The still-undervalued director Raoul Walsh painted lean, mean portraits of gangsters, with a knack for evoking gritty urban locales and capturing raw white-knuckle action. His films provide a virtual template for modern-day maestro (and avowed Walsh admirer) Martin Scorsese. Viewed side by side, the work of these two men reveal an extraordinary “spot-the-influence” dialogue across the generations.
Walsh’s early gangster saga captures life on the Bowery circa 1915.
Scorsese’s breakthrough film captures the lawless atmosphere of 1970s Manhattan.
Robert De Niro gives a tour-de-force performance as boxer Jake LaMotta.
Errol Flynn dashingly portrays Irish-American boxing legend “Gentleman Jim” Corbett.
Scorsese’s expressionist urban nightmare starring Robert De Niro.
James Cagney is a gangster with an Oedipus complex in Walsh’s crime classic.
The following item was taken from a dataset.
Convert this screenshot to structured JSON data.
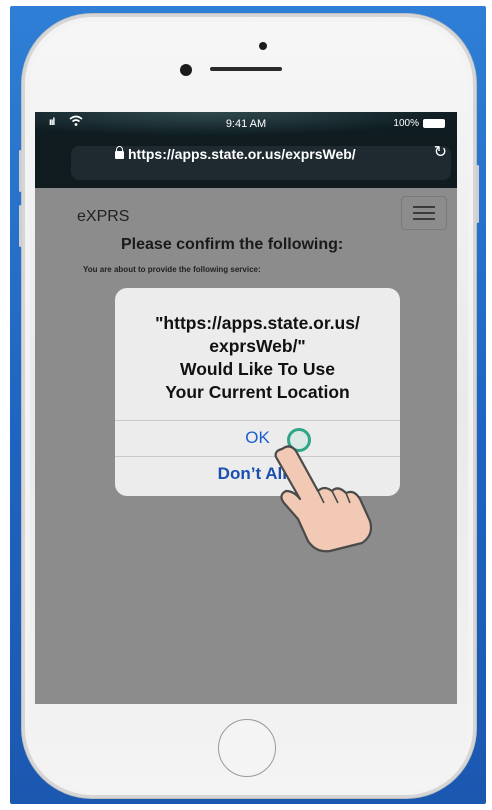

Walsh's haunting noir melodrama inspired Scorsese’s New York, New York.
Scorsese’s lavish mash note to the Hollywood musical starring Liza Minnelli and De Niro.
Robert De Niro and Sharon Stone star in Martin Scorsese’s ode to obsessive ambition.
Two army buddies (Cagney and Bogart) get drawn into bootlegging in Walsh’s gangster classic.
Walsh evokes the rambunctiousness of Gay Nineties New York in this pre-Code comedy.
Scorsese recreates mid-19th-century Manhattan for this epic saga of bloody gang wars.